How is another able to see anything but the mud, if the person they are confiding in, who had the potential to be a true support, is also covered in mud? Heralded as ‘good’, we learn this from a very young age by observing those closest to us, our parents and siblings. Then, as we grow up and our focus widens beyond our family, we see that everyone relates to each other this way and it becomes a pattern of interaction we ourselves adopt as a form of social exchange … it becomes normal. It is not until we are presented with an opportunity to closely observe our own behaviour in such exchanges, that we recognise how we have been stepping into the mud in these exchanges, rather than observing and understanding them for what they truly are. We can then observe instead of slipping into the shoes of another and can understand so much more this way as we are no longer taking on the emotions of a situation.
If life is about evolution, which it is, then we are here to support one another to live our true and equal grandness, where we relate in a way that honours and supports the body, rather than being in the poison of emotional exchanges that drain and deplete us. When we live in this emotion-soup, we stop being the mirror for someone else to see that there is a more loving way to be, free of the strangle-hold of intense emotions (the mud).
I can say now that I have closed some of the doors on abuse, but there are still many more to shut. Observing and not absorbing is an unfolding process. Anything that does not confirm who we are, is abuse, while our truth is in responding to our true sensitivity and our Soul. This allows the true movement of joy, love, stillness, harmony, and truth which together are everything that abuse is not.
By Giselle Cavanagh, Australia
Women and subtle abuse in relationships
Without awareness we cannot serve
Observation is the greatest form of love
One thought on “Abuse – Observing or Absorbing?”

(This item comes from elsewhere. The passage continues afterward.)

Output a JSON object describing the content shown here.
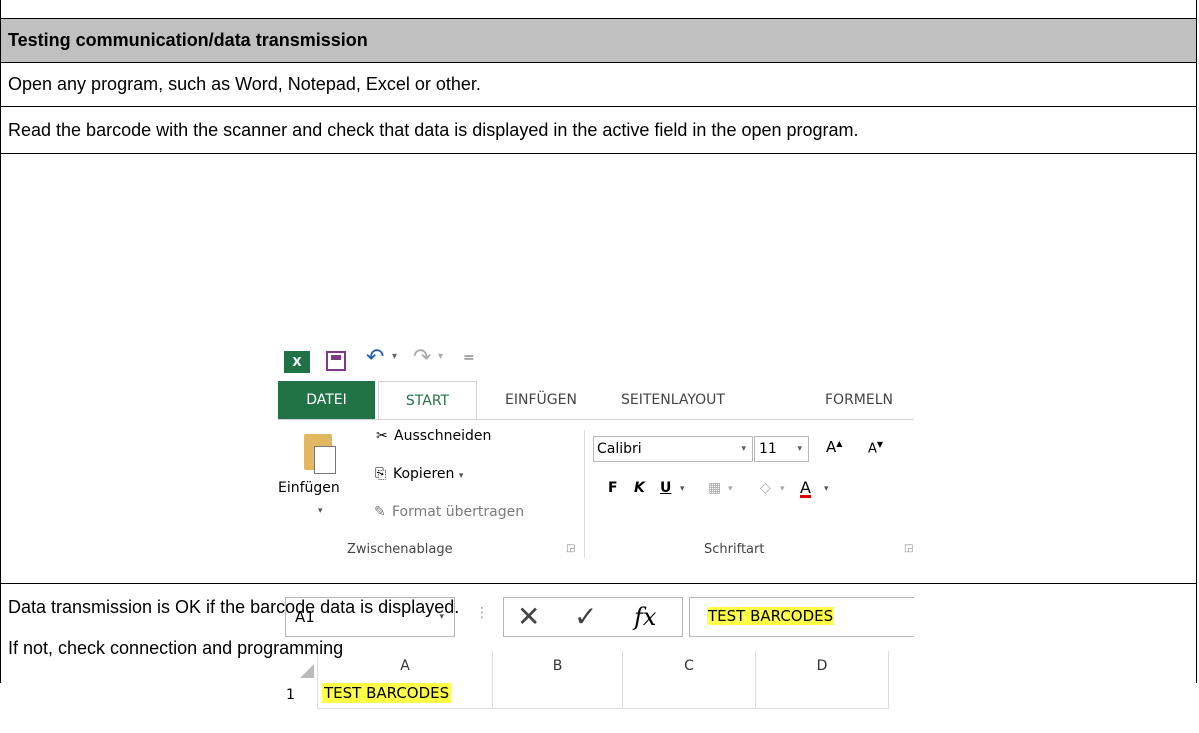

We were all covered in mud and abusing ourselves and others until Serge Benhayon started presenting on The way of The livingness and the Ageless Wisdom behind the teachings and presentations by exposing the mud we are all encased in. Before this we had no idea we were encased – in years to come humanity will thank Serge Benhayon for exposing the rot we all live in as when we are in the mud all we see is the mud.